» **ASSIGNED TASK**:
The full data, repeated exactly, is the only answer needed.

» **PROVIDED INFORMATION**:

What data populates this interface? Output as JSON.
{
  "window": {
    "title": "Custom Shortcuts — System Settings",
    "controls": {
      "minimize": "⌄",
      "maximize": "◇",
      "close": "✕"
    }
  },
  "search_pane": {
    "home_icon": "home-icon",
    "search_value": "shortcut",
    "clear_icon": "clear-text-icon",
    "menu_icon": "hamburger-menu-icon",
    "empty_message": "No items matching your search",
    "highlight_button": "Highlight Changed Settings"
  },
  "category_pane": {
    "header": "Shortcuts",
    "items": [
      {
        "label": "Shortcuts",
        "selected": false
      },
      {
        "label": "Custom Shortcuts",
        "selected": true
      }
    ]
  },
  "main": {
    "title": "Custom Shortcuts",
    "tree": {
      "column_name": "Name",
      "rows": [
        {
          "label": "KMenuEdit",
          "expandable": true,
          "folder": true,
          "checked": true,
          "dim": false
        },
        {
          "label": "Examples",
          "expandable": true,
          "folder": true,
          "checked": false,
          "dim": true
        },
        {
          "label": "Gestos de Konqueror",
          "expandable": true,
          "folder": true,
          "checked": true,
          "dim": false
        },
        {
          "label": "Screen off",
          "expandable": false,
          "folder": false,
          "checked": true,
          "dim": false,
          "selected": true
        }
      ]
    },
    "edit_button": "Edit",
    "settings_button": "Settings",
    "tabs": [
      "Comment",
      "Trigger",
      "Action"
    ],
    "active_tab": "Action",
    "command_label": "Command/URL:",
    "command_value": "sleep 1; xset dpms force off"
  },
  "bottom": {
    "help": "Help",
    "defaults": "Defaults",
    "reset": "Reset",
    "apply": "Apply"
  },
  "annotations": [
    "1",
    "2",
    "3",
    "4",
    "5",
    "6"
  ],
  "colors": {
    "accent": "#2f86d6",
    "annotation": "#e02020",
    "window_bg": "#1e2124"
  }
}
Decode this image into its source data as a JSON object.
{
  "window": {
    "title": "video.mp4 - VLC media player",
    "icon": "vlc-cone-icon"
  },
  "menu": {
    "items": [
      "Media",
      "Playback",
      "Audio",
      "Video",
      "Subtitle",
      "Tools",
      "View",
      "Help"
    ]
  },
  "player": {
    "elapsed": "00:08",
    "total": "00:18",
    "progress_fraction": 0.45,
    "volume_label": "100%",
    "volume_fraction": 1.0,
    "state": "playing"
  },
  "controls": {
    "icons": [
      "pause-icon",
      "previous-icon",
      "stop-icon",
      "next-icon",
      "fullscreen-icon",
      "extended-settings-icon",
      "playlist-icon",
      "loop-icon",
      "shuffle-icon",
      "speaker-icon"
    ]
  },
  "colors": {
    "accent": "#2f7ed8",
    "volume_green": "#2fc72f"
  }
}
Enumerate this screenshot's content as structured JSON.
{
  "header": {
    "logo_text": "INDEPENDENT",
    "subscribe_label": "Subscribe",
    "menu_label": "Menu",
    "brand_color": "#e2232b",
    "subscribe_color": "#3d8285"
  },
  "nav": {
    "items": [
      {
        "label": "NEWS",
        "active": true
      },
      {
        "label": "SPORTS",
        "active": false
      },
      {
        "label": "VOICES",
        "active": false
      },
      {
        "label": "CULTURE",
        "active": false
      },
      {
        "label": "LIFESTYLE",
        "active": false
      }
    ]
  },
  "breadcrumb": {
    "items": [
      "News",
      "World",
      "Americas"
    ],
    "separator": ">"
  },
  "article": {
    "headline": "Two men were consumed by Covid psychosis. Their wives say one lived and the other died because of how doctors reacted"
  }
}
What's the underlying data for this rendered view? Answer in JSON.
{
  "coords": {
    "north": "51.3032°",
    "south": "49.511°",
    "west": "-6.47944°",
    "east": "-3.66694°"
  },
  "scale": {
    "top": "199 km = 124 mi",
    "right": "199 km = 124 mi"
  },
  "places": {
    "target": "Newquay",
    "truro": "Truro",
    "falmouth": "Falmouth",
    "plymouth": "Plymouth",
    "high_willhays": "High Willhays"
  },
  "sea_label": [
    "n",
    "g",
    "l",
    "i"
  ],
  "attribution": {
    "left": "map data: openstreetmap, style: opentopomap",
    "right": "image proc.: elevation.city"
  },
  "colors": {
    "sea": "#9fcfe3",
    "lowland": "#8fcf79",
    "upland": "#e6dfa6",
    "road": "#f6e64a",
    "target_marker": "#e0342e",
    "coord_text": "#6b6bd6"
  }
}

» **REPLY TO THE EXERCISE**:
What data populates this interface? Output as JSON.
{
  "window": {
    "title": "Custom Shortcuts — System Settings",
    "controls": {
      "minimize": "⌄",
      "maximize": "◇",
      "close": "✕"
    }
  },
  "search_pane": {
    "home_icon": "home-icon",
    "search_value": "shortcut",
    "clear_icon": "clear-text-icon",
    "menu_icon": "hamburger-menu-icon",
    "empty_message": "No items matching your search",
    "highlight_button": "Highlight Changed Settings"
  },
  "category_pane": {
    "header": "Shortcuts",
    "items": [
      {
        "label": "Shortcuts",
        "selected": false
      },
      {
        "label": "Custom Shortcuts",
        "selected": true
      }
    ]
  },
  "main": {
    "title": "Custom Shortcuts",
    "tree": {
      "column_name": "Name",
      "rows": [
        {
          "label": "KMenuEdit",
          "expandable": true,
          "folder": true,
          "checked": true,
          "dim": false
        },
        {
          "label": "Examples",
          "expandable": true,
          "folder": true,
          "checked": false,
          "dim": true
        },
        {
          "label": "Gestos de Konqueror",
          "expandable": true,
          "folder": true,
          "checked": true,
          "dim": false
        },
        {
          "label": "Screen off",
          "expandable": false,
          "folder": false,
          "checked": true,
          "dim": false,
          "selected": true
        }
      ]
    },
    "edit_button": "Edit",
    "settings_button": "Settings",
    "tabs": [
      "Comment",
      "Trigger",
      "Action"
    ],
    "active_tab": "Action",
    "command_label": "Command/URL:",
    "command_value": "sleep 1; xset dpms force off"
  },
  "bottom": {
    "help": "Help",
    "defaults": "Defaults",
    "reset": "Reset",
    "apply": "Apply"
  },
  "annotations": [
    "1",
    "2",
    "3",
    "4",
    "5",
    "6"
  ],
  "colors": {
    "accent": "#2f86d6",
    "annotation": "#e02020",
    "window_bg": "#1e2124"
  }
}
Decode this image into its source data as a JSON object.
{
  "window": {
    "title": "video.mp4 - VLC media player",
    "icon": "vlc-cone-icon"
  },
  "menu": {
    "items": [
      "Media",
      "Playback",
      "Audio",
      "Video",
      "Subtitle",
      "Tools",
      "View",
      "Help"
    ]
  },
  "player": {
    "elapsed": "00:08",
    "total": "00:18",
    "progress_fraction": 0.45,
    "volume_label": "100%",
    "volume_fraction": 1.0,
    "state": "playing"
  },
  "controls": {
    "icons": [
      "pause-icon",
      "previous-icon",
      "stop-icon",
      "next-icon",
      "fullscreen-icon",
      "extended-settings-icon",
      "playlist-icon",
      "loop-icon",
      "shuffle-icon",
      "speaker-icon"
    ]
  },
  "colors": {
    "accent": "#2f7ed8",
    "volume_green": "#2fc72f"
  }
}
Enumerate this screenshot's content as structured JSON.
{
  "header": {
    "logo_text": "INDEPENDENT",
    "subscribe_label": "Subscribe",
    "menu_label": "Menu",
    "brand_color": "#e2232b",
    "subscribe_color": "#3d8285"
  },
  "nav": {
    "items": [
      {
        "label": "NEWS",
        "active": true
      },
      {
        "label": "SPORTS",
        "active": false
      },
      {
        "label": "VOICES",
        "active": false
      },
      {
        "label": "CULTURE",
        "active": false
      },
      {
        "label": "LIFESTYLE",
        "active": false
      }
    ]
  },
  "breadcrumb": {
    "items": [
      "News",
      "World",
      "Americas"
    ],
    "separator": ">"
  },
  "article": {
    "headline": "Two men were consumed by Covid psychosis. Their wives say one lived and the other died because of how doctors reacted"
  }
}
What's the underlying data for this rendered view? Answer in JSON.
{
  "coords": {
    "north": "51.3032°",
    "south": "49.511°",
    "west": "-6.47944°",
    "east": "-3.66694°"
  },
  "scale": {
    "top": "199 km = 124 mi",
    "right": "199 km = 124 mi"
  },
  "places": {
    "target": "Newquay",
    "truro": "Truro",
    "falmouth": "Falmouth",
    "plymouth": "Plymouth",
    "high_willhays": "High Willhays"
  },
  "sea_label": [
    "n",
    "g",
    "l",
    "i"
  ],
  "attribution": {
    "left": "map data: openstreetmap, style: opentopomap",
    "right": "image proc.: elevation.city"
  },
  "colors": {
    "sea": "#9fcfe3",
    "lowland": "#8fcf79",
    "upland": "#e6dfa6",
    "road": "#f6e64a",
    "target_marker": "#e0342e",
    "coord_text": "#6b6bd6"
  }
}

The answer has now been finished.